After Sheehan Health took over the Lutheran Home of Worcester, it changed the facility’s name to the Lutheran Rehabilitation and Skilled Care Center. It also sought to increase renovation spending to $12 million and added beds, according to a state public health filing. It reported occupancy rates of 94% to 97%.
Ascentria, meanwhile, noticed the changes at the Worcester nursing home and asked Patrick Sheehan if he could help the nonprofit with its Connecticut nursing home. He did, under an agreement for 5% of revenue and a share of profits, according Ascentria audited reports.
Angela Bovill, president and chief executive officer, Ascentria Care Alliance, and Patrick Sheehan, Sheehan Health Group, managing partner, at Presentation Rehabilitation & Skilled Care Center stand inside the Brighton facility. [T&G staff/Ashley Green]
Since 2015, Ascentria has purchased other Sheehan Health nursing homes, starting with a $26.1 million investment in the 147-bed Quaboag Rehabilitation & Skilled Care Center in West Brookfield. In 2017, Ascentria bought 120-bed Laurel Ridge Rehabilitation and Skilled Care Center in Boston’s Jamaica Plain neighborhood for $24.5 million. In 2018, it bought 122-bed Presentation for $24 million.
All were financed with tax-exempt bonds issued by the Massachusetts Development Finance Agency, or MassDevelopment. All are managed by Sheehan Health Group.
All have five-star ratings from Medicare for overall quality, the highest ranking Medicare gives to measure compliance with regulations.
Ascentria paid Sheehan Health management fees of $2.2 million and rent of nearly $377,000 in fiscal 2018, according to Ascentria’s most recent audited statements.
Ascentria does not break out individual nursing home results in its audited statements, but Ms. Bovill said all four facilities are profitable. And full. Ascentria nursing homes are always 96% to 97% occupied, she said.
On a warm summer day, Mr. Sheehan and Ms. Bovill are guiding a group of visiting nursing home executives from Wisconsin through the Presentation facility. It’s a property that has undergone extensive renovations in recent years. Records filed with the state show Presentation planned about $14 million in improvements as of 2017.

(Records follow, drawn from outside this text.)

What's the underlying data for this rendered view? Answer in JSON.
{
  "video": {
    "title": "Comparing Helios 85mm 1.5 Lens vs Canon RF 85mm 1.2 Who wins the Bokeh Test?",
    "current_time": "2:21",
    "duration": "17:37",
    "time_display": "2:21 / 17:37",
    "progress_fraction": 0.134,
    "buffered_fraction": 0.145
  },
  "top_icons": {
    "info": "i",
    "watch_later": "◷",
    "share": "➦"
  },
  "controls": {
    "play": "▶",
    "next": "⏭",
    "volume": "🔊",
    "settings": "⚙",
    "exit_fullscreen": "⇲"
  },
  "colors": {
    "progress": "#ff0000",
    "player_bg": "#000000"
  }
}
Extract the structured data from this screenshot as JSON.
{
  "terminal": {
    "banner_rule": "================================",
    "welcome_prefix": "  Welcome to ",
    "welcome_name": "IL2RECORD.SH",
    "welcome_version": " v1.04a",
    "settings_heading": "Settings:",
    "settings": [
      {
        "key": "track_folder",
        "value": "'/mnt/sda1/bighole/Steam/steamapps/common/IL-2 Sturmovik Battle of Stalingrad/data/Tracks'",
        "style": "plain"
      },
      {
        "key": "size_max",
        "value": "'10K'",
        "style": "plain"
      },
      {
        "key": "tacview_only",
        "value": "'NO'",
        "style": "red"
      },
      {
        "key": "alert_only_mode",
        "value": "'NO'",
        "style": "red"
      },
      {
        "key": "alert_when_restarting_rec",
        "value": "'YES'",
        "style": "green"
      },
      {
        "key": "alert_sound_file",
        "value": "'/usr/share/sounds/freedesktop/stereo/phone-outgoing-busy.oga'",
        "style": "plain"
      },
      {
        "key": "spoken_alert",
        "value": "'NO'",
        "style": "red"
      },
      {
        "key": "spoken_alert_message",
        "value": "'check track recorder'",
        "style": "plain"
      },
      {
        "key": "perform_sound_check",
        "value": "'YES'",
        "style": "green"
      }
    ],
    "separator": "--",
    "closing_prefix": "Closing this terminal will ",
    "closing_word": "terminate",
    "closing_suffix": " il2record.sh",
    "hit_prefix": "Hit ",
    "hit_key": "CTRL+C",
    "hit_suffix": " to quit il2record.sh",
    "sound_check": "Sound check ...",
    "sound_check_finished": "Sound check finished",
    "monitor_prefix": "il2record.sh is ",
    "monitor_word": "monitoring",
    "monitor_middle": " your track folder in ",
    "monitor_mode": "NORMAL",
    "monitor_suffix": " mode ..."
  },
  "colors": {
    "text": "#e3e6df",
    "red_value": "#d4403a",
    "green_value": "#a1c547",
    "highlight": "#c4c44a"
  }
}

Stephanie Chedid, president and chief executive of Luther Manor in Wauwatosa, which lies outside Milwaukee, said the group wanted to know if they could replicate what Ascentria is doing to expand, even as other nursing homes in Wisconsin consider downsizing.
“There’s something magical here,” Ms. Chedid said. “It’s hard work and attention to detail and managing the care with diligence.”
Magical might be a word Mr. Sheehan and Ms. Bovill would downplay. Both said payments to nursing homes for care are too low. Results depend on managing small details, according to Mr. Sheehan, who visits the nursing homes he manages daily.
“This business — if you think you’re going to do it and it isn’t going to own you — you’re making a mistake,” Mr. Sheehan said.
Ms. Bovill stressed that managing the payment mix and keeping facilities full is crucial.
“I don’t want to get over-assured,” Ms. Bovill said. “You have to pay attention. I know we’re two or three or five decisions away, or two or three or five policies away at the state level, from that (profit margin) turning into zero or negative.”